Bodie tasked with bringing Firebirds to life

📝 by Patrick Williams

Troy Bodie’s job description is quite varied, but his mandate from the Seattle Kraken is really quite simple.

That mandate? Be a go-between for the National Hockey League club with its new American Hockey League affiliate, the Coachella Valley Firebirds. Be on the ground locally, get involved, and help bring the franchise to life.

“I think that’s pretty much probably the best way to sum it up,” said Bodie, Seattle’s director of hockey and business operations for Coachella Valley.

The AHL will reach its record 32nd franchise this October when the Firebirds begin play as Seattle’s new top developmental affiliate. The team will play at Acrisure Arena, an 11,000-seat facility under construction in Palm Desert, Calif., just outside of Palm Springs. The privately funded building, which will host more than 150 events annually, will feature a training facility for the Firebirds that will also serve as a community rink.

But the actual job description is far more complex for Bodie, who took the Seattle post in May 2021. Do everything from player development to helping bring a new AHL team to life to organizing local youth community clinics.

Bodie, 37, joined the Seattle organization following six seasons in scouting for the Toronto Maple Leafs, including three seasons as the organization’s director of pro scouting. Before moving into management, the product of Portage la Prairie, Man., played 159 career NHL games and also logged 381 AHL contests, wrapping up his playing career in 2014-15 captaining the Toronto Marlies.

Those nine pro seasons prepared Bodie for his on-ice development work for the Kraken. For this season only, Seattle prospects are with the Charlotte Checkers in a partnership with the Florida Panthers. Bodie, who is based in Southern California, travels to work with and watch in person the organization’s young talent playing for Charlotte.

But much more goes into launching an AHL franchise beyond the on-ice component. Bodie works closely with Firebirds president Steve Fraser, who came to Coachella Valley from the Ontario Reign and helped in that club’s transition to the AHL in 2015.

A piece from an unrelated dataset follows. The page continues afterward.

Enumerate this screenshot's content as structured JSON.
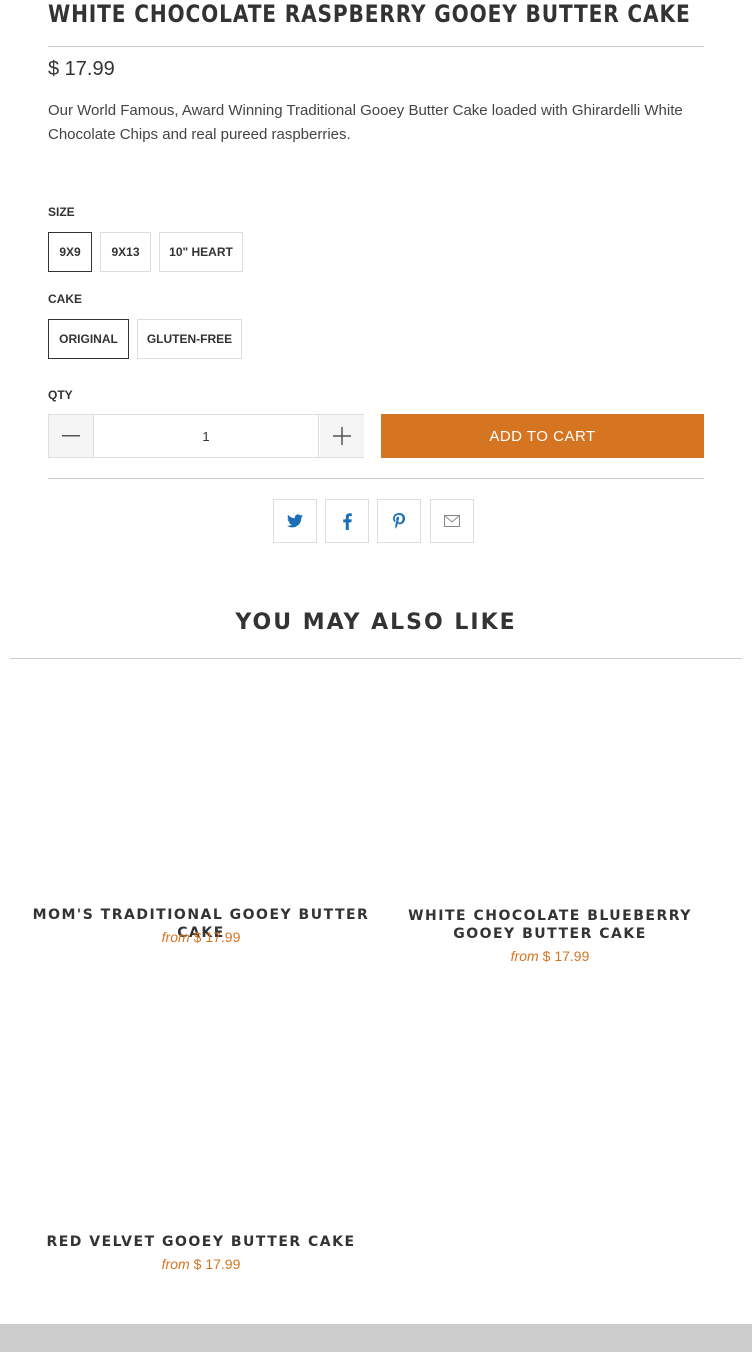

Along with arena construction, the Firebirds unveiled their jerseys Jan. 24. The arena’s naming rights deal with Acrisure followed Jan. 31. But plenty more remains.

“We’ve got to keep the momentum going with the arena,” Bodie said. “We have to build out our staff, which will happen, probably in the spring, summer. From the business side, we’re selling season tickets and selling merchandise already.”

Since Acrisure Arena’s ground-breaking June 2, 2021, construction has progressed quickly in the area’s favorable dry climate. On Feb. 16, the facility had its topping-out ceremony when its final beam was put in place.

“I was in there the other day,” Bodie recounted. “They’re putting the electrical in the locker rooms. It was fun to see.”

When all that work is finished, it will be worth it for the Kraken. Moving into the Palm Springs area made plenty of sense for Seattle management. Palm Springs International Airport offers multiple direct flights to and from Seattle, which will ensure efficient player movement. At the AHL level, the Firebirds will be based in the Pacific Division and have easy day trips to see Ontario and the San Diego Gulls.

When the facility opens ― likely in December 2022 ― home ice will mean one of the most luxurious set-ups in the AHL. A concern for any player is rink amenities, and the facility will offer plenty of those. One feature will be the dressing room, which will be located between the arena and the training facility.

“You turn one way, go out one door, you go to the practice sheet,” Bodie outlined. “You go to the other door, you go to the game rink.

“We’re going to have a really, really big training gym. State of the art. The resources that Seattle’s put into that gym have been incredible so far, just with the equipment. It’ll be one of the best training gyms I’ve ever [seen]. Just having the resources for our prospects to grow and develop into NHL players, it’s going to be incredible. It’s first-class.”

The Firebirds will need more players to fill that dressing room next season. Seattle’s set-up with Charlotte and Florida means that the Kraken do not have a full contingent of players for the AHL roster under contract this season. Having a sole affiliate next season means that the Kraken will be on the hunt for more talent before next October.

“We’ll be heavy into the free-agent market,” Bodie said, “and try to find some players to compete and help us win.”

Here is more from Bodie on working with Charlotte and the Firebirds:


“I was a little skeptical of how things would go,” Bodie said of the challenges that any dual affiliation can present. “But I’ve been pleasantly surprised at all levels of how it’s been.

“The coaching staff’s been great. Management in Florida has been great. It’s been kind of one big hockey family there, and they’ve treated us well. Florida has a lot of their development staff working with our players just like they were theirs. And we’ve been not only very happy with, but very grateful how we’ve been treated in that situation, so we give them a lot of credit.”


“We’re taking a heavy step forward in the community of really promoting the game, just from a grassroots level of teaching street hockey at the schools.

“That’s already happening right now. It’s been something kind of close to me, being from a small town. I’ve been taking a real liking into the youth hockey part of that, really making sure that there’s some sort of grassroots component to what we’re doing here.”